An hour and a half later Achan returns, consoling Amma, that Grandma was doing just fine, washing the milk packets twice over before placing them in the fridge. She contributed a small amount for the construction, chiseling out from her widows’ pension, Achan tells me. “What construction?” I ask him. “Oh I was about to tell you, there is this man in our village who fell down from a tree and got his lower body paralysed. It’s been about 15 years now. He has been living with his brother for all that time. Now that the brother is married, they just have the one room, that too with tinned sheets over it. The weather in palakkad is well above 42 degrees. It’s impossible for them all to be put up in that one room. Now that the lockdown is in effect, everyone is out of work.
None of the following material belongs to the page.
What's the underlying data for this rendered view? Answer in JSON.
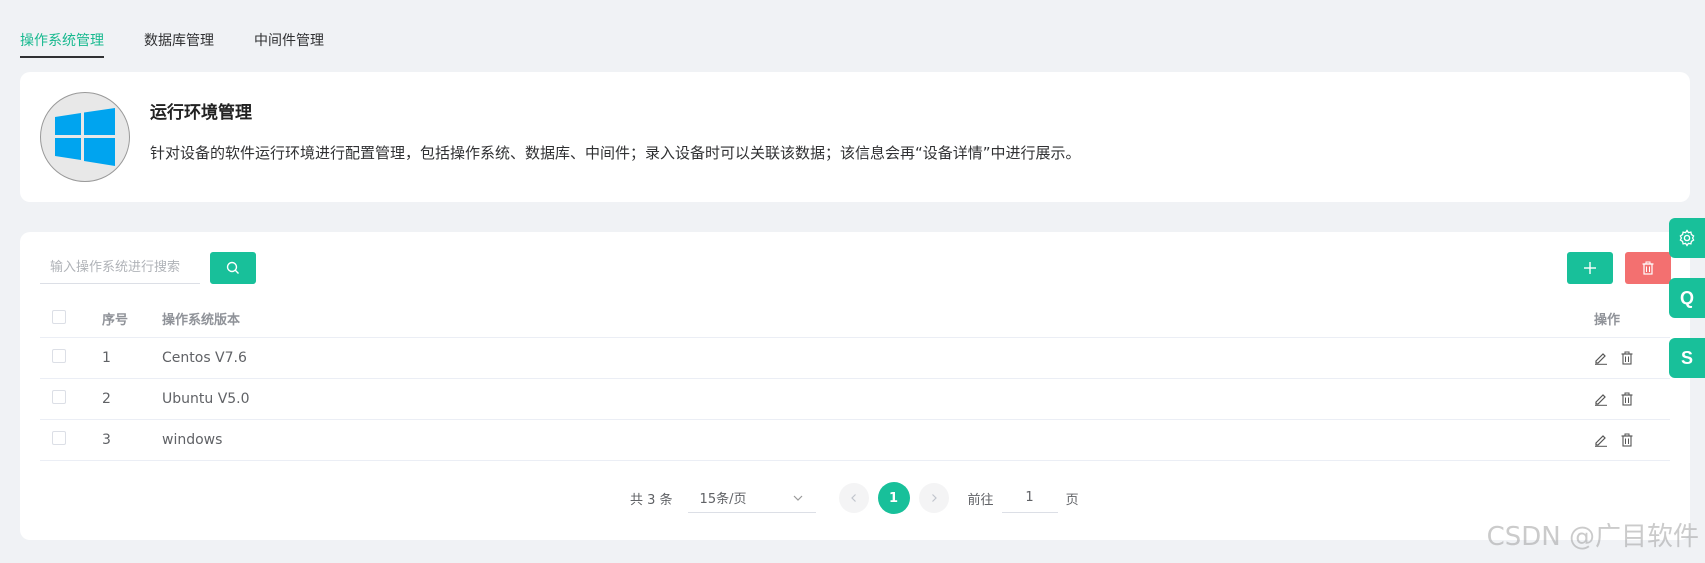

So the masons and carpenters of the village have made a plan and has been visiting him, two or three at a time, building a small room for him. They are short of money too, so we should pitch in with what we can”, he explained to me.
When it seems like all is lost, some foresee impending doom and others strive for sustenance, it is the stories of survival that continue to bring us hope. Of individuals, groups; Of people and their irrevocable will and indomitable spirit to rise above their circumstances, to fight. Each day we have been winning a new battle, our fears, our tears. Call it COVID-19 or Corona, what is one more?
“By the way, I saw him on my way home.” Cucumbers, onions and some vegetables all spread out on a tarpaulin sheet under the local tamarind tree. “Vishu business, it seems”. Achan laughs. I take a walk to the gate, sure enough, at the distance one can make out the blurry outline of a little boy, shouting at the top of his voice “Vishu kit, vegetable kit, Vishu kit, vegetable kit.”.
It’s our stories that lets us overcome, to each his own.
What could be his? I wonder!
Stay tuned for more about “Love in the times of Corona” 😊
With Conscious Care, Together we shall overcome!
Care Consciously! #DefeatCorona !
Disclaimer: The opinions endorsed by the speaker is solely the author’s and not in any way endorsed by the Institute/Programme.